EU: Prime Minister’s Speech

My Lords, as a man who conducts business and addresses conferences overseas, many of the arguments on European integration resonate very strongly with me. The European Union was established as a way of preserving peace and stability between its member states. It was what was needed then, and in the same way we must now react to internal and external changes that are happening in Europe and the world.

This is not about the interests of the United Kingdom versus the interests of other member states; it is about achieving large-scale reform to change the relationship between member states and the rest of the world in everyone’s interests. Europe needs to serve its member states better and help them to get the most out of the benefits that such a union provides.

The Prime Minister was very clear that he wants Europe to be a success and as such wants us to be a part of that success, and I share that sentiment. Europe itself is changing and we must push to make sure that it properly adapts. The completion of the single market was one of the key aims to which the Prime Minister referred, and rightfully so. This provides a strong foundational framework on which member states can build their economies.

We must allow the diversity of the different EU economies to flourish to increase competitiveness and achieve growth. Bureaucratic red-tape policies must be returned to the UK so that we can make our own judgments based on what works best for business here at home. I also agree with strengthening the role of national parliaments within the EU, as they are without a doubt the most democratically accountable and legitimate form of governance to their people.

Laws and regulations have been heaped on to British families and businesses from a foreign land, in a Parliament that they did not elect, and with a one-size-fits-all mentality. That is why I support the decision to hold a referendum in the next Parliament. People can then decide for themselves what will be in the best interests of their own country, and the integrity of the resulting decision cannot be questioned.

I also believe that the vast majority of people in this country would like us to remain in a union that helps us when we need it, allowing us to take good things from it but without inflicting unwanted repressive policies on its member states.

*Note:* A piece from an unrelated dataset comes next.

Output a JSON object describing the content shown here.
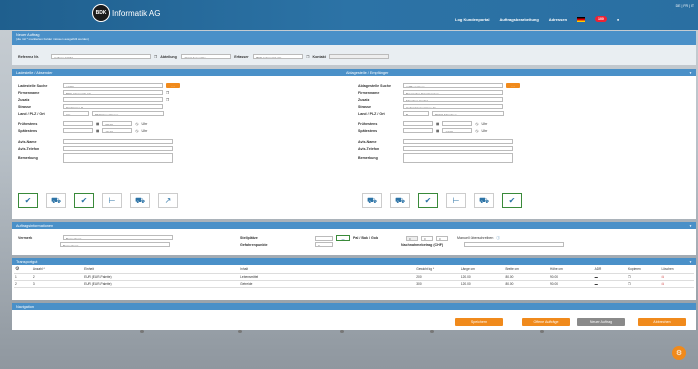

It is the job of the Government to get the best deal for their people, and this is exactly what the Prime Minister wants to do in negotiating a new settlement. It also makes sense to wait until the current turbulent waters have calmed before deciding what the future would hold for us in the union. Allowing member states the autonomy and liberty to do what is best for their people and their economies will enable us to contribute that much more and, I believe, form an even stronger bond of shared values and co-operation. I say this as a Conservative and ultimately as a supporter of the future of the European Union.

Updated: 20/02/2013 — 6:26 PM